Groups of labourers attached to the Bhatpara-based Reliance Jute mill allegedly ransacked two trade union offices, affiliated to the INTTUC and the BMS, after the mill authorities issued an indefinite ceasework order on Sunday morning.
The Reliance Jute Mill — no relation to the Ambanis — is one of the oldest jute mills in the country, founded in 1906. It is known as a pioneer of production and marketing of quality decorative fabrics and jute yarns suited for export.
The indefinite ceasework rendered 5,000 workers jobless barely six months after it opened before Durga Puja following its closure in January 2020 owing to workers demanding gratuity and retirement benefits for at least 165 mill retirees.
Mill authorities this time did not specifically cite a reason for the ceasework. Insiders attributed the closure to low production in the wake of a hike in raw material price.
Workers blamed mill authorities and also the leaders of the Trinamul and BJP-affiliated unions for “playing with their lives” and causing a “survival crisis”.
Angry workers allegedly ransacked the union offices and damaged furniture. They lot a bonfire of the furniture too outside the premises of the union office cluster. They tried to enter the mill, but were prevented by security personnel who kept the gates closed. A fire tender doused the blaze.
Thwarted protesters later blocked the Kanchrapara-Barrackpore road for about an hour, demanding intervention from the administration in reopening the mill. The blockade was withdrawn only after the police assured protesters of taking up the matter with the administration.
Rakesh Shaw, a mill worker, said he found the behaviour of mill authorities inexplicable. “They did not specifically give a reason for the closure. They refused to talk to workers. The management has been running the mill according to their whims.”
Accusing trade unions of inaction, Shaw added: “We have six unions attached to this mill. But none appear to be bothered about the plight of workers. They use us to get votes.”
Senior company officials refused to speak despite repeated calls, claiming to be busy in meetings.

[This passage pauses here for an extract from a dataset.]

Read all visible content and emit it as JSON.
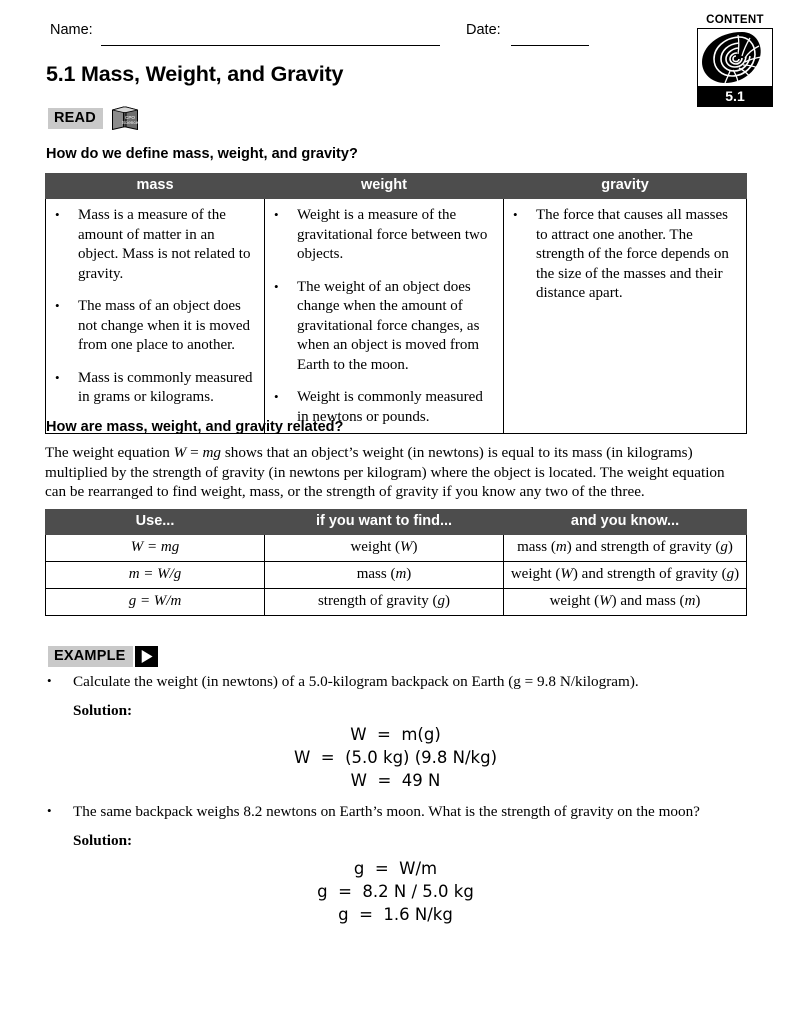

An official on the condition of anonymity said: “Production was hampered because of a spike in the price of raw materials as well as agitation by a section of workers these last two weeks. Lack of maintenance hampered production and caused technical snags. We decided to stop work till normality is restored.”